The Department of Health and Human Services (HHS) has announced from Nov. 1, 2015 through Jan. 20, 2016, an estimated 8.8 million people had enrolled in Obamacare/ACA insurance in the 38 states that rely on the federal exchange and another 2.7 million that use state-run exchanges (and the District of Columbia). Open Enrollment ends on January 31 and if Americans miss this deadline there are stronger penalties and risks than in previous years.
4 Risks To Not Enrolling By January 31:
Tax penalties – By not enrolling by 11:59 p.m. on Jan. 31, you could face IRS-imposed tax penalties. Some consumers may avoid these if they qualify for hardship exemptions. But if found liable, you’ll pay the greater of:
- $695 per adult and $347.50 per child, for a maximum of $2,085 per family; the 2015 penalty was $325 per adult and $162.50 per child
- 5 percent of your income above the tax filing threshold; the 2015 penalty was 2 percent
Read more here: Obamacare tax penalty.
Inability to purchase coverage – Not enrolling may prevent you from being insured later on. You may be able to enroll outside of the OEP, during a Special Enrollment Period (SEP), if you experience special life changes, known as Qualifying Life Events (QLEs); e.g., childbirth, loss of coverage, relocation. However the government has recently announced new restrictions that will make it more difficult to enroll for an SEP.

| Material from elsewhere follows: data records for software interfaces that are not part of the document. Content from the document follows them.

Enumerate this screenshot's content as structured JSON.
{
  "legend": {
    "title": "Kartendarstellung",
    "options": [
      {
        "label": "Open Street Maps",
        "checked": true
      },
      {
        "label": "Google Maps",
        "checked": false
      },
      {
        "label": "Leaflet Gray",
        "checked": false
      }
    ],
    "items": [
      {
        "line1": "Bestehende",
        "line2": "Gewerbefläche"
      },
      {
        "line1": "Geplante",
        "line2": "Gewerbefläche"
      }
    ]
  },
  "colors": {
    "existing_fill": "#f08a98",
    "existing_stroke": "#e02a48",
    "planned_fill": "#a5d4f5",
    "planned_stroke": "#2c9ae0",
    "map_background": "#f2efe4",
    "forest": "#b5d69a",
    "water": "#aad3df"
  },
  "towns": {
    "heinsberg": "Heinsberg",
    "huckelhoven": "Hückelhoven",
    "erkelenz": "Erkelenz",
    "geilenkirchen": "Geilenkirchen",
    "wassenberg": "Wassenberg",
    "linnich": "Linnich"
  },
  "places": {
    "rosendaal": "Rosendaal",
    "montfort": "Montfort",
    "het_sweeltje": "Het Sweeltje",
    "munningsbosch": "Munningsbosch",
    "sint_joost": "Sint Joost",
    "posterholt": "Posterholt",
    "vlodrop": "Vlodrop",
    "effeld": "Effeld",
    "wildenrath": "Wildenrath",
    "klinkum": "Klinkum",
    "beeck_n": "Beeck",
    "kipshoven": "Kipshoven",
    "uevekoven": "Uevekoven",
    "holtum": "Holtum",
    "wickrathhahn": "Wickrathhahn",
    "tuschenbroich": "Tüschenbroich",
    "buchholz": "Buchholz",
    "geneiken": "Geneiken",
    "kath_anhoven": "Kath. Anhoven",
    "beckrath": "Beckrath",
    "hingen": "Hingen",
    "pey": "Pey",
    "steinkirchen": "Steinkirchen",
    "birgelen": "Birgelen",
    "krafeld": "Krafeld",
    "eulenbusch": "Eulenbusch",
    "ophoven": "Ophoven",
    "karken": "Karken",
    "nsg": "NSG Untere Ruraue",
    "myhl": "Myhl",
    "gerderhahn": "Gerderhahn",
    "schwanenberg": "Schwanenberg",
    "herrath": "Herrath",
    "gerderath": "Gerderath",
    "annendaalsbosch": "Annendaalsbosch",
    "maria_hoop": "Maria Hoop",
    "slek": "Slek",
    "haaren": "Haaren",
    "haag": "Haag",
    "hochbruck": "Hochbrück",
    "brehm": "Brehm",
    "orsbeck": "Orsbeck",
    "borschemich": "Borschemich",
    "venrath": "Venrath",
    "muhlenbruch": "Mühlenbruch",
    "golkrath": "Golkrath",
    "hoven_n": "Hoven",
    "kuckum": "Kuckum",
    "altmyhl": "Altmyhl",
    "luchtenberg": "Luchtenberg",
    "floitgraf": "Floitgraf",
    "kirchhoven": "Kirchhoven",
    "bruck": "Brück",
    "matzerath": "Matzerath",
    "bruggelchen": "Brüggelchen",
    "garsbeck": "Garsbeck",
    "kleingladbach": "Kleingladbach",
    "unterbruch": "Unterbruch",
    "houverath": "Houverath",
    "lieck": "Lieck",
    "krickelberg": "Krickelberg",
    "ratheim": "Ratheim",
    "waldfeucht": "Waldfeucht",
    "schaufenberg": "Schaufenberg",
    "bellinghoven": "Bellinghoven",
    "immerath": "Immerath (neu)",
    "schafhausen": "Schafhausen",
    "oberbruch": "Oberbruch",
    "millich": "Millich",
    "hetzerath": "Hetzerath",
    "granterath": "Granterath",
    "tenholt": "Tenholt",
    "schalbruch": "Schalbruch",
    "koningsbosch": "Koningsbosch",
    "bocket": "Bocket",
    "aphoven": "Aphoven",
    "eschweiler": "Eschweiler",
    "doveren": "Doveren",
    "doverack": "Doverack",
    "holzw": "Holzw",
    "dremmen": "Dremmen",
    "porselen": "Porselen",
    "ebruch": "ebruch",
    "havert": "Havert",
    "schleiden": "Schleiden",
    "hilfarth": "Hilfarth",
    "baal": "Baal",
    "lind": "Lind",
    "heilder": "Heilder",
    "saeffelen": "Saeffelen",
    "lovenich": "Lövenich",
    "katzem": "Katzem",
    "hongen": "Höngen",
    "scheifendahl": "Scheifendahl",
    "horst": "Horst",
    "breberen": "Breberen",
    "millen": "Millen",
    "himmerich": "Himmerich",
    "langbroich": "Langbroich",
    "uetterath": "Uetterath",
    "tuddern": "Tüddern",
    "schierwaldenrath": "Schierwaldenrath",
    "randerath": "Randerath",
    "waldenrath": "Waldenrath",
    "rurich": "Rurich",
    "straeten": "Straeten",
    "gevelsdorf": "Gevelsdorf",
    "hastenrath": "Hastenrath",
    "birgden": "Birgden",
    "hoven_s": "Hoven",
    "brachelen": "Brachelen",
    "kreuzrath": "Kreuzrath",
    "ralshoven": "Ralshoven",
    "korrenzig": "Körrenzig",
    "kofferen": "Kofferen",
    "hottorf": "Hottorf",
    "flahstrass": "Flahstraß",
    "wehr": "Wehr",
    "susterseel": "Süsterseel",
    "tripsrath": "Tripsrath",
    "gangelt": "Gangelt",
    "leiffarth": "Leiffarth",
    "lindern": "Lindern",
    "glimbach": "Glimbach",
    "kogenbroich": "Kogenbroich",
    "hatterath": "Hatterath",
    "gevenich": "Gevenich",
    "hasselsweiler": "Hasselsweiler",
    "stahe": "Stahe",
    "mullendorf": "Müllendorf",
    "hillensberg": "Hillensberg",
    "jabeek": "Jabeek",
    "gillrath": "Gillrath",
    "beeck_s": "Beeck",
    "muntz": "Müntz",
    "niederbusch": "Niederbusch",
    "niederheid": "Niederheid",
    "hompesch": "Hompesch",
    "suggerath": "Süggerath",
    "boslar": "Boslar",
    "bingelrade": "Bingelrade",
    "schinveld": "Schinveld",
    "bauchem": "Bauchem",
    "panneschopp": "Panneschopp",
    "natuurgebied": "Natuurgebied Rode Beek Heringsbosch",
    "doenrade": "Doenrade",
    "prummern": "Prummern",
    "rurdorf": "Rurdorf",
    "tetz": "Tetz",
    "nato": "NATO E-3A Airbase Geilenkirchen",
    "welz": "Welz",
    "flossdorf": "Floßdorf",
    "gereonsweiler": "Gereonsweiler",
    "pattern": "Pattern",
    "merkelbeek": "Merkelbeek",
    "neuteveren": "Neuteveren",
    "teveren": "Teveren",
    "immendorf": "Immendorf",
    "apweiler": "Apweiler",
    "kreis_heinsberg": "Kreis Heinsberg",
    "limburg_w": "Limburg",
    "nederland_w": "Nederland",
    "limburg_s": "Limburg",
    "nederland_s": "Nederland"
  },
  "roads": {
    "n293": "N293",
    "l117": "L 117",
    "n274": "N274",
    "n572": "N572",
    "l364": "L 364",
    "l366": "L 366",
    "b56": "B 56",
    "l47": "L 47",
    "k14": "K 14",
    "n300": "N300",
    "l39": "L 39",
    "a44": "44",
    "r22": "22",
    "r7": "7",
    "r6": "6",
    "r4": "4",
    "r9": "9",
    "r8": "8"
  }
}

Short-term health insurance – Consumers may have to turn to short-term (or temporary) policies, which are meant for shorter periods (1-12 months). But they only cover emergencies, whereas traditional plans provide preventive care, physicals and immunizations. They do not meet the ACA’s benefit standards, so you could still face tax penalties. Short-term plans are not eligible for government subsidies. Pre-existing conditions are not covered, and you may be liable for coverage gaps if you switch to a traditional plan.
Out of pocket – Paying all medical expenses yourself can be very expensive. In 2014, uninsured low- and middle-income, nonelderly adults were twice as likely as those who gained coverage or had coverage to have problems paying medical bills. They were more likely to use up savings, have problems paying for necessities, borrow money or have medical bills sent to collection.